  8. ^ Weber, Adriana (11 January 2014). "Interview: Lizzie Marvelly". Rotorua Daily Post. Retrieved 31 January 2014. CS1 maint: discouraged parameter (link)
  9. ^ "Elizabeth Marvelly Reunites With Paul Potts For Huge Taiwan Concert". Amplifier. Amplifier Holdings Ltd. Archived from the original on 31 January 2014. Retrieved 31 January 2014. CS1 maint: discouraged parameter (link)
  10. ^ "Lizzie Marvelly: More than just a singer". New Zealand Herald. 8 October 2016. Retrieved 28 July 2017. CS1 maint: discouraged parameter (link)
  11. ^ "Lizzie Marvelly: Why I still love the f-word". New Zealand Herald.
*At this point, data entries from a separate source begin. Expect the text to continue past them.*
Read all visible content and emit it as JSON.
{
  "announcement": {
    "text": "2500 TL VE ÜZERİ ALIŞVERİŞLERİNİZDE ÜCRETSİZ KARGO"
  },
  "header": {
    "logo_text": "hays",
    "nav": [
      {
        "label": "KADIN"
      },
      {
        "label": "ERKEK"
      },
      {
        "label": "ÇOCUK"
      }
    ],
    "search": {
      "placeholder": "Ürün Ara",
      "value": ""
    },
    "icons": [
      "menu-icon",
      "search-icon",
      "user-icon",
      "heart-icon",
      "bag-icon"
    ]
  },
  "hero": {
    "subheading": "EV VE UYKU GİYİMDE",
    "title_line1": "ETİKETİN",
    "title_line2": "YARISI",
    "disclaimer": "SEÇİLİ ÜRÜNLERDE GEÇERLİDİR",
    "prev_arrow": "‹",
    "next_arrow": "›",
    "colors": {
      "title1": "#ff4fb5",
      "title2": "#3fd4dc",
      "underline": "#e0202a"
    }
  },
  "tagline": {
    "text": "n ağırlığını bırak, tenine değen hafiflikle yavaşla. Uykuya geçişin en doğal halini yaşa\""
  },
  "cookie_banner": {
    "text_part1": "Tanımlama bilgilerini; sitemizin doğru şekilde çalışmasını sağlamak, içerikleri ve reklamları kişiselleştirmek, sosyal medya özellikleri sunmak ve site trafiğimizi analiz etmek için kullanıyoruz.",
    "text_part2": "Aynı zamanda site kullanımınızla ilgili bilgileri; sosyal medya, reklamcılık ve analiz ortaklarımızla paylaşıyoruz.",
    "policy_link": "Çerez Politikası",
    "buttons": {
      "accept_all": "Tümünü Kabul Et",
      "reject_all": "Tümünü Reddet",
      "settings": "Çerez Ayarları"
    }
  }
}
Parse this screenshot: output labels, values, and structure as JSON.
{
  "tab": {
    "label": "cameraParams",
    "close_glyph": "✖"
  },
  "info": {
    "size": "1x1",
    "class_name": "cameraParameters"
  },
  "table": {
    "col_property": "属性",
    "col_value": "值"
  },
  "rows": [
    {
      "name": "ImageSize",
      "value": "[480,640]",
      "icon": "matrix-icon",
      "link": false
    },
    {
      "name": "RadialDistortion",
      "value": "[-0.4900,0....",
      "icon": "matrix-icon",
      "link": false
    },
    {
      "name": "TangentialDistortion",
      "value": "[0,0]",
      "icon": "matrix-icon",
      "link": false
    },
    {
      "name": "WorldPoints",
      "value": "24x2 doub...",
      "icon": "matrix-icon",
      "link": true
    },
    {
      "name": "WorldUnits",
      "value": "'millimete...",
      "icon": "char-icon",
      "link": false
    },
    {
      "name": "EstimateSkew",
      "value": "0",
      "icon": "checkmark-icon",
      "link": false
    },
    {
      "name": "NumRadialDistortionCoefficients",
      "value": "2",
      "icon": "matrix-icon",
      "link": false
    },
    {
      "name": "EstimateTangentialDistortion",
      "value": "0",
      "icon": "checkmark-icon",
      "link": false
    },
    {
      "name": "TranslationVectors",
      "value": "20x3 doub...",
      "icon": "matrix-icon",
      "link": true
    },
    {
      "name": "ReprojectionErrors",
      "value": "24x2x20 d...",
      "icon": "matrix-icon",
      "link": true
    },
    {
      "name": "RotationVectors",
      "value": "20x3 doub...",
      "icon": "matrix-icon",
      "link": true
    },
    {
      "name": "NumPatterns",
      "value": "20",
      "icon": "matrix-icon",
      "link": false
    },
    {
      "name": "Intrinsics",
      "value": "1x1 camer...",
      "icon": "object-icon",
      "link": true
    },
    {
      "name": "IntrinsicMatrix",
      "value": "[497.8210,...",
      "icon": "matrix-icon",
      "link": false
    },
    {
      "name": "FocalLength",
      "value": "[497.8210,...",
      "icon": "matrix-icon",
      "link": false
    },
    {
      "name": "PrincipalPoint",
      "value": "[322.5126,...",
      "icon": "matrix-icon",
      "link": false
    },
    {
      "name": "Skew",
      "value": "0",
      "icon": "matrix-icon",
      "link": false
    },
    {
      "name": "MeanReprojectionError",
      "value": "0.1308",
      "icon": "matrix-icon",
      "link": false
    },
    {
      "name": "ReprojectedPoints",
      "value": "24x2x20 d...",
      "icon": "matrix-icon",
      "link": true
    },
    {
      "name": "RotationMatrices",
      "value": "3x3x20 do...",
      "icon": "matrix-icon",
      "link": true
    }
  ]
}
Retrieved 28 July 2017. CS1 maint: discouraged parameter (link)
  12. ^ Vagianos, Alanna (1 October 2015). "13 Powerful Photos Show People Declaring 'My Body, My Terms'" – via Huff Post.
  13. ^ Lizzie Marvelly: Teens are having sex and watching porn – deal with it, New Zealand Herald, 9 January 2016
  14. ^ Marvelly, Lizzie (25 February 2017). "Lizzie Marvelly: Our toilets are the new battleground". New Zealand Herald. Retrieved 25 February 2017. CS1 maint: discouraged parameter (link)
  15. ^ "The Wintec Press Club Awards – "The Pitiful irony is That This Time of Crisis is Also a Golden Period of Good Writing"". The Spinoff. 31 October 2015.
  16. ^ https://www.gaystarnews.com/article/marvelly-lizzy-bi/#gs.grX6=Vk
  17. ^ a b "ELIZABETH MARVELLY IN NEW ZEALAND CHARTS". charts.nz. Hung Medien. Retrieved 31 January 2014. CS1 maint: discouraged parameter (link)
  18. ^ "Gold and platinum New Zealand albums to 2013". Te Ara – the Encyclopedia of New Zealand. Retrieved 19 July 2015. CS1 maint: discouraged parameter (link)
  19. ^ "LIZZIE MARVELLY IN NEW ZEALAND CHARTS". charts.nz. Hung Medien. Retrieved 29 August 2014. CS1 maint: discouraged parameter (link)

External links[edit]